### [TASK INSTRUCTIONS]
Work out how many lines below contain the word "DESTINATARIO". Only the number is wanted.

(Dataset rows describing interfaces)
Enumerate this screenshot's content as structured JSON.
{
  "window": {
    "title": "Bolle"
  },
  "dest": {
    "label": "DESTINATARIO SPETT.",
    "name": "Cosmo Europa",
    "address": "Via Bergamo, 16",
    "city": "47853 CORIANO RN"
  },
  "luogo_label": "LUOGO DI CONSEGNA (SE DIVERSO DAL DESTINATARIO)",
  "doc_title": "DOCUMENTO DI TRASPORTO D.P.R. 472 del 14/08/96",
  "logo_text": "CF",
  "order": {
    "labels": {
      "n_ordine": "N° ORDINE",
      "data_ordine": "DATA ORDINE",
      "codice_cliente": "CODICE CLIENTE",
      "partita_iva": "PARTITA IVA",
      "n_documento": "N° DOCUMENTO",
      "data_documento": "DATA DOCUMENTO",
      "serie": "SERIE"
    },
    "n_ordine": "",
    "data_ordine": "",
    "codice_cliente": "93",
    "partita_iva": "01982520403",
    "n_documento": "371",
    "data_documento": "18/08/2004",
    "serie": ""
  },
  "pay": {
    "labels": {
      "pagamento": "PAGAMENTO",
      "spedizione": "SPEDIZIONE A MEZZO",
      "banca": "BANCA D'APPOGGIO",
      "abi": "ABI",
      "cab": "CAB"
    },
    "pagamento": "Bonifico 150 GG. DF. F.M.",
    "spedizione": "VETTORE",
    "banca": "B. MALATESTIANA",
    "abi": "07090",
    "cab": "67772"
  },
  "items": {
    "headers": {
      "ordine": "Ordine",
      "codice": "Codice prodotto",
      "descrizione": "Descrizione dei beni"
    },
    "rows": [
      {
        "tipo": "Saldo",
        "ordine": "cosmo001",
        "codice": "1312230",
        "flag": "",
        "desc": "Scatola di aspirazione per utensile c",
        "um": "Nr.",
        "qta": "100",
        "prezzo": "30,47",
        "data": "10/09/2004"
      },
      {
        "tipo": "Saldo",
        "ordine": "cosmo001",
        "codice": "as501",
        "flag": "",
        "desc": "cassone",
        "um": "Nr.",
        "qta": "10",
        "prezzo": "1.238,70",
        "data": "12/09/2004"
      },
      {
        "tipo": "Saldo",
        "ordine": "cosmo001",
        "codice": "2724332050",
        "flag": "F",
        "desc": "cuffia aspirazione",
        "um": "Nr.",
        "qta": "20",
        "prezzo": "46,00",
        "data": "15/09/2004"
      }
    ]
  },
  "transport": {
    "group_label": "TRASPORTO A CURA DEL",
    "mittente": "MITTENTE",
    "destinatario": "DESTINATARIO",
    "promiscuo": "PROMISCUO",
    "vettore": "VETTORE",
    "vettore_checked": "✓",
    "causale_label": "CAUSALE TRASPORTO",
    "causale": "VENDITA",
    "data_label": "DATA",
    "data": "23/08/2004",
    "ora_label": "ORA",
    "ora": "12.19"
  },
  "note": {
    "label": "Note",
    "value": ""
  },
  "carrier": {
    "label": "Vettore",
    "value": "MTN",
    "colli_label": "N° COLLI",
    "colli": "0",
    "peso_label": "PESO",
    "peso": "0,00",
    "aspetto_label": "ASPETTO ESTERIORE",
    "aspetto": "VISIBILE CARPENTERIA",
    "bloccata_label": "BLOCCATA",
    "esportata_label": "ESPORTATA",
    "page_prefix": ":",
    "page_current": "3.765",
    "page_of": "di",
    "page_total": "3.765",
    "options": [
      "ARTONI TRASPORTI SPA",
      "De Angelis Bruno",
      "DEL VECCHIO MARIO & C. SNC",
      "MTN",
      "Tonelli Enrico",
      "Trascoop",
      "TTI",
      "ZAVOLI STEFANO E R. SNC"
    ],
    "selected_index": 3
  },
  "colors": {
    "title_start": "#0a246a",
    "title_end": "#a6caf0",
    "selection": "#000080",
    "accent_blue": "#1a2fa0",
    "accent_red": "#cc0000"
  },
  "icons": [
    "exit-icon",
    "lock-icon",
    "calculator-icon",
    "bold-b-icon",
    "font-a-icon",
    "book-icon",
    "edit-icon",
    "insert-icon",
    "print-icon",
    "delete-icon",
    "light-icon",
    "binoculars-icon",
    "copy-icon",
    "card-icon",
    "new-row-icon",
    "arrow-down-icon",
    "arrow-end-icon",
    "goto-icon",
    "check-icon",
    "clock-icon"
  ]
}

### [EXERCISE ANSWER]
3